### ACTIVITY
Filter out every line below that lacks "Geometric", and copy the rest.

### EXERCISE MATERIALS
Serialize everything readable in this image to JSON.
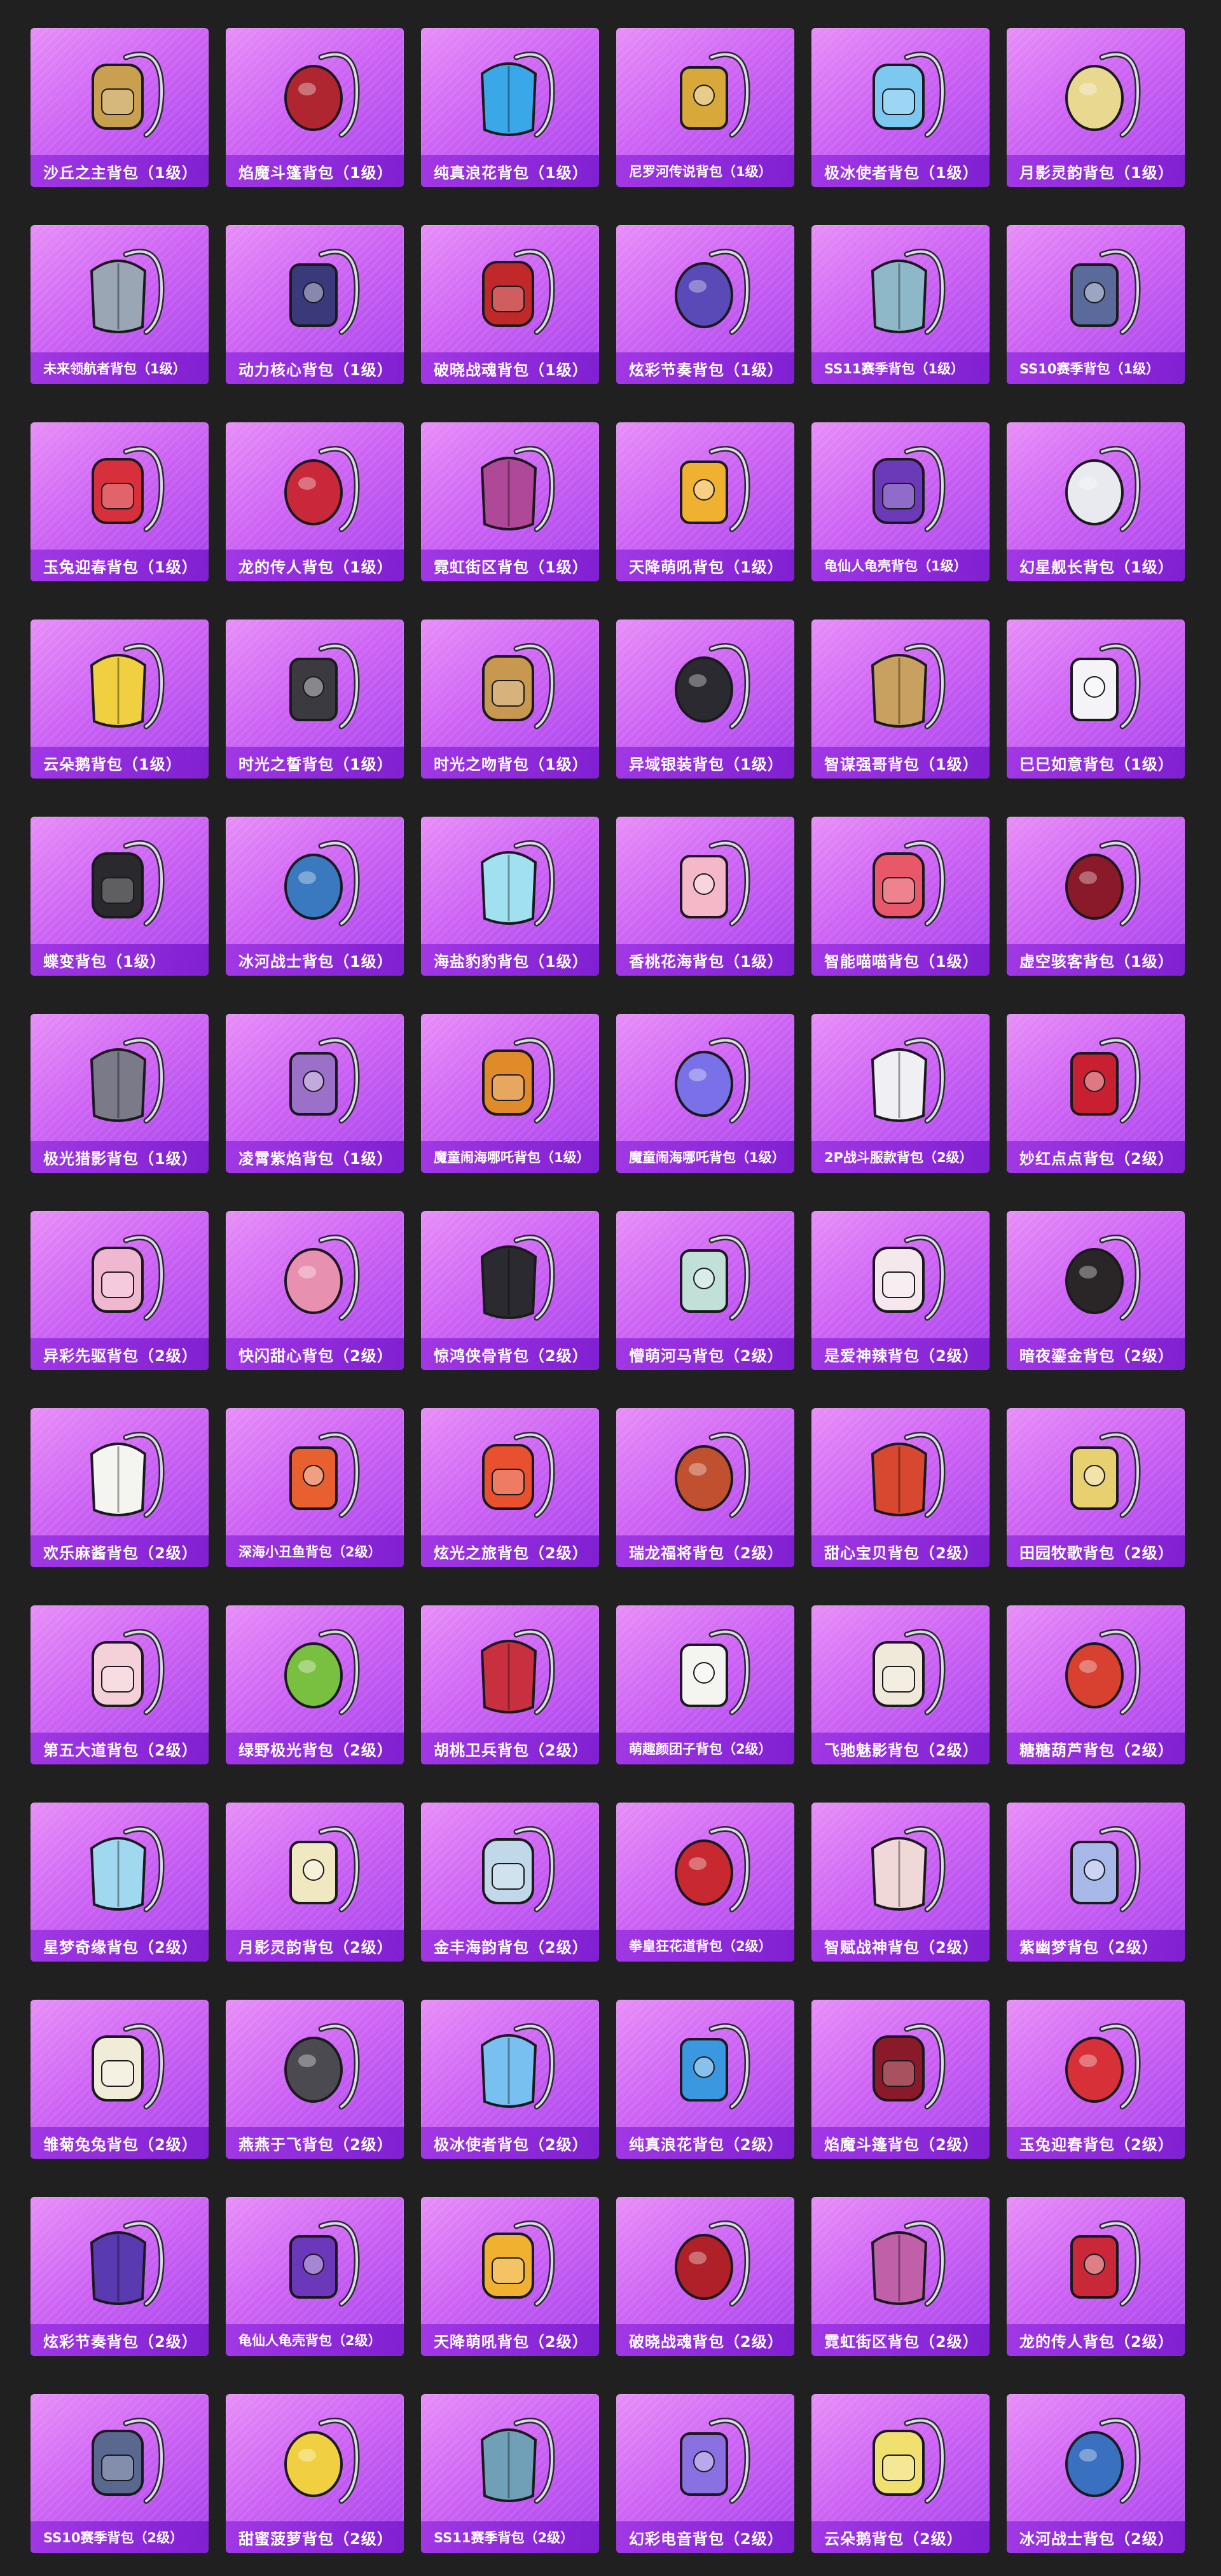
{
  "gallery": {
    "items": [
      {
        "name": "沙丘之主背包（1级）",
        "color": "#c9a050"
      },
      {
        "name": "焰魔斗篷背包（1级）",
        "color": "#b02630"
      },
      {
        "name": "纯真浪花背包（1级）",
        "color": "#3aa8e8"
      },
      {
        "name": "尼罗河传说背包（1级）",
        "color": "#d8a83a"
      },
      {
        "name": "极冰使者背包（1级）",
        "color": "#7cc8f0"
      },
      {
        "name": "月影灵韵背包（1级）",
        "color": "#e8d890"
      },
      {
        "name": "未来领航者背包（1级）",
        "color": "#9aa6b4"
      },
      {
        "name": "动力核心背包（1级）",
        "color": "#3a3a7a"
      },
      {
        "name": "破晓战魂背包（1级）",
        "color": "#c0282a"
      },
      {
        "name": "炫彩节奏背包（1级）",
        "color": "#5a4ab8"
      },
      {
        "name": "SS11赛季背包（1级）",
        "color": "#8eb8c8"
      },
      {
        "name": "SS10赛季背包（1级）",
        "color": "#5a6a9a"
      },
      {
        "name": "玉兔迎春背包（1级）",
        "color": "#d8303a"
      },
      {
        "name": "龙的传人背包（1级）",
        "color": "#c8283a"
      },
      {
        "name": "霓虹街区背包（1级）",
        "color": "#b04898"
      },
      {
        "name": "天降萌吼背包（1级）",
        "color": "#f0b030"
      },
      {
        "name": "龟仙人龟壳背包（1级）",
        "color": "#6a3ab8"
      },
      {
        "name": "幻星舰长背包（1级）",
        "color": "#e8eaf0"
      },
      {
        "name": "云朵鹅背包（1级）",
        "color": "#f0d040"
      },
      {
        "name": "时光之誓背包（1级）",
        "color": "#3a3a40"
      },
      {
        "name": "时光之吻背包（1级）",
        "color": "#c89850"
      },
      {
        "name": "异域银装背包（1级）",
        "color": "#2a2a30"
      },
      {
        "name": "智谋强哥背包（1级）",
        "color": "#c8a060"
      },
      {
        "name": "巳巳如意背包（1级）",
        "color": "#f4f4f8"
      },
      {
        "name": "蝶变背包（1级）",
        "color": "#2a2a2e"
      },
      {
        "name": "冰河战士背包（1级）",
        "color": "#3a78c0"
      },
      {
        "name": "海盐豹豹背包（1级）",
        "color": "#a0e0f0"
      },
      {
        "name": "香桃花海背包（1级）",
        "color": "#f4b8c8"
      },
      {
        "name": "智能喵喵背包（1级）",
        "color": "#e85868"
      },
      {
        "name": "虚空骇客背包（1级）",
        "color": "#8a1a2a"
      },
      {
        "name": "极光猎影背包（1级）",
        "color": "#7a7a88"
      },
      {
        "name": "凌霄紫焰背包（1级）",
        "color": "#9a70c8"
      },
      {
        "name": "魔童闹海哪吒背包（1级）",
        "color": "#e08a2a"
      },
      {
        "name": "魔童闹海哪吒背包（1级）",
        "color": "#7a70e8"
      },
      {
        "name": "2P战斗服款背包（2级）",
        "color": "#f0f0f4"
      },
      {
        "name": "妙红点点背包（2级）",
        "color": "#c82030"
      },
      {
        "name": "异彩先驱背包（2级）",
        "color": "#f0b8d0"
      },
      {
        "name": "快闪甜心背包（2级）",
        "color": "#e890b0"
      },
      {
        "name": "惊鸿侠骨背包（2级）",
        "color": "#2a2a30"
      },
      {
        "name": "懵萌河马背包（2级）",
        "color": "#c0e0d8"
      },
      {
        "name": "是爱神辣背包（2级）",
        "color": "#f4e8ec"
      },
      {
        "name": "暗夜鎏金背包（2级）",
        "color": "#2a2628"
      },
      {
        "name": "欢乐麻酱背包（2级）",
        "color": "#f4f4f0"
      },
      {
        "name": "深海小丑鱼背包（2级）",
        "color": "#e86030"
      },
      {
        "name": "炫光之旅背包（2级）",
        "color": "#e85030"
      },
      {
        "name": "瑞龙福将背包（2级）",
        "color": "#c05030"
      },
      {
        "name": "甜心宝贝背包（2级）",
        "color": "#d84830"
      },
      {
        "name": "田园牧歌背包（2级）",
        "color": "#e8d070"
      },
      {
        "name": "第五大道背包（2级）",
        "color": "#f4d0d8"
      },
      {
        "name": "绿野极光背包（2级）",
        "color": "#7ac040"
      },
      {
        "name": "胡桃卫兵背包（2级）",
        "color": "#c83040"
      },
      {
        "name": "萌趣颜团子背包（2级）",
        "color": "#f4f4f0"
      },
      {
        "name": "飞驰魅影背包（2级）",
        "color": "#f0e8d8"
      },
      {
        "name": "糖糖葫芦背包（2级）",
        "color": "#d84030"
      },
      {
        "name": "星梦奇缘背包（2级）",
        "color": "#a0d8f0"
      },
      {
        "name": "月影灵韵背包（2级）",
        "color": "#f0e8c0"
      },
      {
        "name": "金丰海韵背包（2级）",
        "color": "#c0d8e8"
      },
      {
        "name": "拳皇狂花道背包（2级）",
        "color": "#c82830"
      },
      {
        "name": "智赋战神背包（2级）",
        "color": "#f0d8d8"
      },
      {
        "name": "紫幽梦背包（2级）",
        "color": "#a8b8e8"
      },
      {
        "name": "雏菊兔兔背包（2级）",
        "color": "#f0ecd8"
      },
      {
        "name": "燕燕于飞背包（2级）",
        "color": "#4a4a50"
      },
      {
        "name": "极冰使者背包（2级）",
        "color": "#78c0f0"
      },
      {
        "name": "纯真浪花背包（2级）",
        "color": "#3a98e0"
      },
      {
        "name": "焰魔斗篷背包（2级）",
        "color": "#8a1a2a"
      },
      {
        "name": "玉兔迎春背包（2级）",
        "color": "#d83038"
      },
      {
        "name": "炫彩节奏背包（2级）",
        "color": "#5a3ab0"
      },
      {
        "name": "龟仙人龟壳背包（2级）",
        "color": "#6a38b8"
      },
      {
        "name": "天降萌吼背包（2级）",
        "color": "#f0b030"
      },
      {
        "name": "破晓战魂背包（2级）",
        "color": "#b02028"
      },
      {
        "name": "霓虹街区背包（2级）",
        "color": "#c060a8"
      },
      {
        "name": "龙的传人背包（2级）",
        "color": "#c82838"
      },
      {
        "name": "SS10赛季背包（2级）",
        "color": "#5a6890"
      },
      {
        "name": "甜蜜菠萝背包（2级）",
        "color": "#f0d040"
      },
      {
        "name": "SS11赛季背包（2级）",
        "color": "#70a0b8"
      },
      {
        "name": "幻彩电音背包（2级）",
        "color": "#8a70e0"
      },
      {
        "name": "云朵鹅背包（2级）",
        "color": "#f0e070"
      },
      {
        "name": "冰河战士背包（2级）",
        "color": "#3a70c0"
      }
    ]
  }
}
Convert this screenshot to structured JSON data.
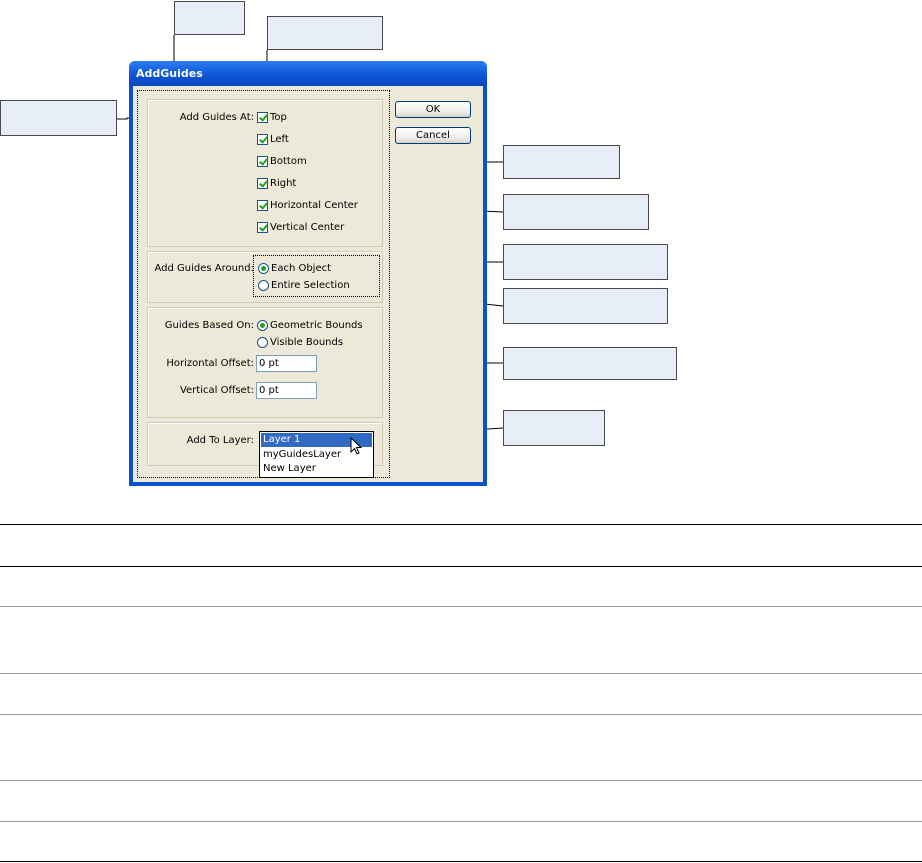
{
  "dialog": {
    "title": "AddGuides",
    "ok_label": "OK",
    "cancel_label": "Cancel",
    "add_guides_at": {
      "label": "Add Guides At:",
      "options": [
        "Top",
        "Left",
        "Bottom",
        "Right",
        "Horizontal Center",
        "Vertical Center"
      ]
    },
    "add_guides_around": {
      "label": "Add Guides Around:",
      "options": [
        "Each Object",
        "Entire Selection"
      ],
      "selected": "Each Object"
    },
    "guides_based_on": {
      "label": "Guides Based On:",
      "options": [
        "Geometric Bounds",
        "Visible Bounds"
      ],
      "selected": "Geometric Bounds"
    },
    "horizontal_offset": {
      "label": "Horizontal Offset:",
      "value": "0 pt"
    },
    "vertical_offset": {
      "label": "Vertical Offset:",
      "value": "0 pt"
    },
    "add_to_layer": {
      "label": "Add To Layer:",
      "options": [
        "Layer 1",
        "myGuidesLayer",
        "New Layer"
      ],
      "selected": "Layer 1"
    }
  },
  "colors": {
    "callout_fill": "#e8eef7",
    "titlebar_blue": "#0d55d6",
    "dialog_face": "#ece9d8",
    "checkmark_green": "#21a121",
    "selection_blue": "#316ac5"
  }
}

### REPLY TO THE EXERCISE
        "Geometric Bounds",
      "selected": "Geometric Bounds"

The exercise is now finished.